▸ **EXTRACTED ENTRIES**:
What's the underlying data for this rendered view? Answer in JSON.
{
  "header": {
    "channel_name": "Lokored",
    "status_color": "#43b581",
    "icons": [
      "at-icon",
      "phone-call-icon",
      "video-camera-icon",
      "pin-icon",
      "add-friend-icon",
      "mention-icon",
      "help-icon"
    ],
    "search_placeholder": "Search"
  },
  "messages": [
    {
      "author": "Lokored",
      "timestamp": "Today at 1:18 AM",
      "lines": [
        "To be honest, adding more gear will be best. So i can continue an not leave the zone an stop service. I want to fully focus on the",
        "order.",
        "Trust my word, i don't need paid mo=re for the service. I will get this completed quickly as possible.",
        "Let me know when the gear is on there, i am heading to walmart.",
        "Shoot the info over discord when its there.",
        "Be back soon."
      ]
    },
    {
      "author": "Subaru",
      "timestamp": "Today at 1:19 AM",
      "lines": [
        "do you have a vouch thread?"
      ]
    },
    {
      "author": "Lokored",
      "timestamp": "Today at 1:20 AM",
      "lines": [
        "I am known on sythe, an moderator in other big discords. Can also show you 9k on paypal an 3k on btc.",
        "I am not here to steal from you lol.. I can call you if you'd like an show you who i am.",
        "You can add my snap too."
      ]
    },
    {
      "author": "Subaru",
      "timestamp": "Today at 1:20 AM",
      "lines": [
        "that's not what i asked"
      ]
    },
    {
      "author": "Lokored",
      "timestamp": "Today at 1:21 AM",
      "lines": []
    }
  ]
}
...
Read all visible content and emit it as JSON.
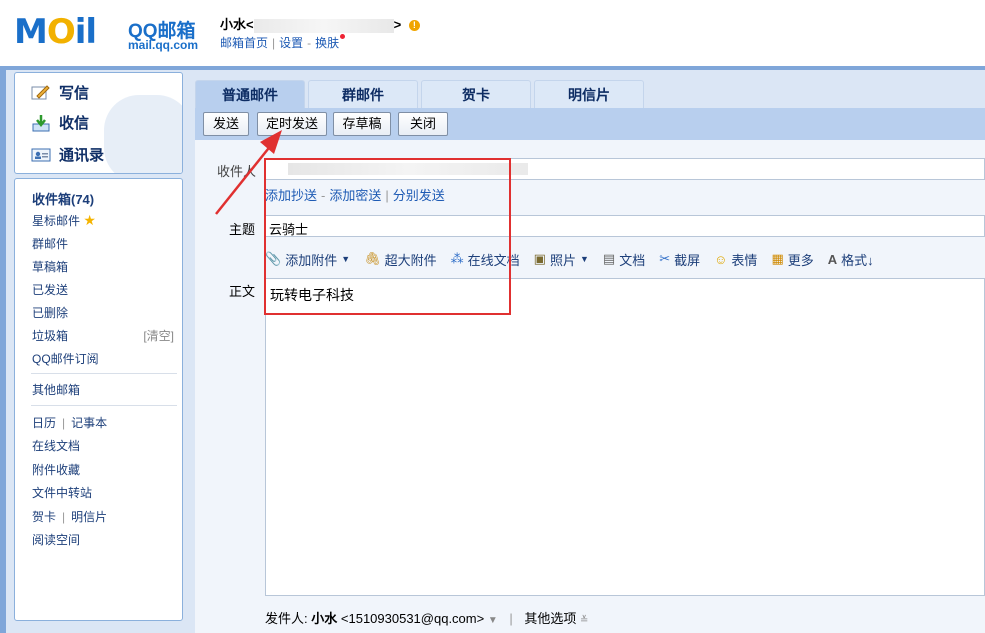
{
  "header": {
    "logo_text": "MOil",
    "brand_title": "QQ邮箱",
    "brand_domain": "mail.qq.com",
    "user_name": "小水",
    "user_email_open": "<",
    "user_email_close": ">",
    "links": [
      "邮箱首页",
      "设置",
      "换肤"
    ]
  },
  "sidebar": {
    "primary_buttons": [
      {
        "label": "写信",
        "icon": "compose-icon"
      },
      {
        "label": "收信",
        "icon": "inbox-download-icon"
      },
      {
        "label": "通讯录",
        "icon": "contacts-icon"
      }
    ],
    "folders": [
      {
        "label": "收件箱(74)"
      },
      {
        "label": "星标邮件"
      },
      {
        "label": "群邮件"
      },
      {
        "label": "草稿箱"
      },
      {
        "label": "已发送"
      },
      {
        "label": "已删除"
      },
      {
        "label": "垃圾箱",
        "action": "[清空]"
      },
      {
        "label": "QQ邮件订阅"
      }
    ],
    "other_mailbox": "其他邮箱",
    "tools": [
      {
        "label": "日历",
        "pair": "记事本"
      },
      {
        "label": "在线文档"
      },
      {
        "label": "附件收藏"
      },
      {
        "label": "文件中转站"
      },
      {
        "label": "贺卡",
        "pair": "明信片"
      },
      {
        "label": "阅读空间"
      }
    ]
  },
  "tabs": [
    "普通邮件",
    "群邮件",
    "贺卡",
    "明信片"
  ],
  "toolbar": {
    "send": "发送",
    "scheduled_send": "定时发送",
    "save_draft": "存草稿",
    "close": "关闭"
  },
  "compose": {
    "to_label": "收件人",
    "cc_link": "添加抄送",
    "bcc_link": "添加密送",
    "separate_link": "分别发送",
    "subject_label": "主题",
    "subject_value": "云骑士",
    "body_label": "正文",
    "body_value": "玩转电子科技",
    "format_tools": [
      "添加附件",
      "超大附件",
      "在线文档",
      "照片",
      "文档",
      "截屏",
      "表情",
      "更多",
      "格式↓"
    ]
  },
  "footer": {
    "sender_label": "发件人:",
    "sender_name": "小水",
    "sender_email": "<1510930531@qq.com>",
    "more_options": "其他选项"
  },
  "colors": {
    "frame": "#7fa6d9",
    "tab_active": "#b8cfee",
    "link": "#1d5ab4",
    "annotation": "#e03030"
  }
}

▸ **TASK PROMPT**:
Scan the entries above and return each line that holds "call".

▸ **SOLUTION TO THE PROBLEM**:
      "phone-call-icon",
        "I am not here to steal from you lol.. I can call you if you'd like an show you who i am.",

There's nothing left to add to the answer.